Mr. Bruno: During twenty-five years of working on national security in the federal government, I regularly faced situations which made me say, "Fiction can't rival this." Senior White House officials who leak classified information to the press, a Cuban spy who gave up our secrets in real time to Castro, CIA agents with Keystone Kops skills, incompetent ambassadors, our early lethal aid to the progenitors of the Taliban all made me wonder sometimes how we ever did anything right in our foreign policy. Our debacle in Iraq, the Valerie Plame case, bin-Laden's escape, distorting intelligence for political ends and condoning of torture only reconfirm my sentiment. So, I cut short my diplomatic career to have more fun writing stories which encompass the chicanery and fecklessness of government. I am legally required to have all of my books vetted by State Department censors prior to publishing. So far, they've posed no objections.
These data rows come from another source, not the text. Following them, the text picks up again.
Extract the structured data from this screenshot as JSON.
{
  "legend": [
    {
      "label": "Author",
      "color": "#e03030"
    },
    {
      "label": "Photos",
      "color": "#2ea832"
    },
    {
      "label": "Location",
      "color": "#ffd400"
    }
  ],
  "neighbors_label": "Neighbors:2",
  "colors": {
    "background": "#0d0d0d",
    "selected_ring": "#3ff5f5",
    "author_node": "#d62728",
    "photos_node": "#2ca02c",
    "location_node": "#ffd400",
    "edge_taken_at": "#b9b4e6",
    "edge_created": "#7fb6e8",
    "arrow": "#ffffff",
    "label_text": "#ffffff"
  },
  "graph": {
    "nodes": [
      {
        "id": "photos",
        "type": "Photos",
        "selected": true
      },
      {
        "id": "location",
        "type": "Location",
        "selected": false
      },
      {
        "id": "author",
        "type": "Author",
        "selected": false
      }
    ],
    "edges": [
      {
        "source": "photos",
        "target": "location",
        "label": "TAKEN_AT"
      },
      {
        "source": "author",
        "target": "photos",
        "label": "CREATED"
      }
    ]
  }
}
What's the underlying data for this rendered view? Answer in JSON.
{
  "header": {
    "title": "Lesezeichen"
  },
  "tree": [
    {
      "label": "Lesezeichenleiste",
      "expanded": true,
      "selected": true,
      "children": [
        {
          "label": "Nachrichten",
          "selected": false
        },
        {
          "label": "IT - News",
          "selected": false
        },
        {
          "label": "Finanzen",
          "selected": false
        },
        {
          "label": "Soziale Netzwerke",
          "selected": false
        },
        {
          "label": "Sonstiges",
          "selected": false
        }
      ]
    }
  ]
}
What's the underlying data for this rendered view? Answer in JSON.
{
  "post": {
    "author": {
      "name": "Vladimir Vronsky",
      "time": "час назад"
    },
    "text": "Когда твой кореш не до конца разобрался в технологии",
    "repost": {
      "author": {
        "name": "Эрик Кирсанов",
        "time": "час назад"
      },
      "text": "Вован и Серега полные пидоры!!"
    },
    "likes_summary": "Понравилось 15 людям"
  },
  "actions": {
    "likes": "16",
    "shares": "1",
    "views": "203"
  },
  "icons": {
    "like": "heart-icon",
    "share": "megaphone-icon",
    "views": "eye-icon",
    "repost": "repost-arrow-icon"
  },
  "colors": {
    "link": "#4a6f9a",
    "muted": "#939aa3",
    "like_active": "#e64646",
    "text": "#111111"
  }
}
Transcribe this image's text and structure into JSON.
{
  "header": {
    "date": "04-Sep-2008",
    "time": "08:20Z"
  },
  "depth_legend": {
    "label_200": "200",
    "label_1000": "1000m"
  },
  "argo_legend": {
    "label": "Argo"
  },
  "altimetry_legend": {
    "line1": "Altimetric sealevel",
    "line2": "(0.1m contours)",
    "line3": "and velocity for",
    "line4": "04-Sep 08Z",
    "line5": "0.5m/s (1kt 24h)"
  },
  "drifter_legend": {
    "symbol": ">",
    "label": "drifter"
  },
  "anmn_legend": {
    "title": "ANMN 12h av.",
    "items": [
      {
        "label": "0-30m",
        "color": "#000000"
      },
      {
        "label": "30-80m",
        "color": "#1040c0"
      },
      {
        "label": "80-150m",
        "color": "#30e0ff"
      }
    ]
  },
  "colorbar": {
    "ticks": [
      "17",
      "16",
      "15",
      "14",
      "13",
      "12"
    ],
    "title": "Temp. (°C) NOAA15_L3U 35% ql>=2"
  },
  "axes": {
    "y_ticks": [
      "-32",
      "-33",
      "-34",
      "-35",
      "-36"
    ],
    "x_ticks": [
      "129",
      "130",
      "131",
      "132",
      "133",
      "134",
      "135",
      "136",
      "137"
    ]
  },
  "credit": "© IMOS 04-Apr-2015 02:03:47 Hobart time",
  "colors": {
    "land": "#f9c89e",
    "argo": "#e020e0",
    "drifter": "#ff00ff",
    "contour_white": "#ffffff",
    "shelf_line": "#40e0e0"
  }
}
((WN)) : What sets your books apart from all the rest? How are they unique, different?

Mr. Bruno: I have spent ample time at the White House and have worked shoulder-to-shoulder with the Secret Service on presidential security overseas. I also know the Pentagon, CIA and other national security agencies well. Based on these experiences, my stories possess an authenticity rarely matched in the political thriller genre. My background as a news reporter gives me an eye for detail as well as a honed sense of suspense-filled action.

((WN)) : Will you be writing another novel soon?

Mr. Bruno: I am completing a thriller about a CIA officer who gets in the way of a huge Caspian Sea oil deal. In doing so, he becomes the target of his superiors in Washington. The characters in this story will be more multifaceted and nuanced; the plot will underscore the lack of black and white solutions to problems and the fact that there are no pure heroes or pure villains among those who implement our national security goals. Strong women play prominent roles in this story. I hope to have the book out on the shelves this year.

((WN)) : Is there any advice you can give some of the authors reading this who are struggling with their writing?

Mr. Bruno: There are no magic bullets to becoming a successful published writer. There are two essential ingredients: a) hone your writing skills till you're satisfied they are of a professional caliber; and b) persevere, persevere, persevere. With the conglomeratization of the publishing industry and the bottom-line-driven motive to stick with a few proven authors, it is harder than ever to land an agent and to get published in fiction. But somebody has to succeed and you must believe you are that somebody.


This exclusive interview features first-hand journalism by a Wikinews reporter. See the collaboration page for more details.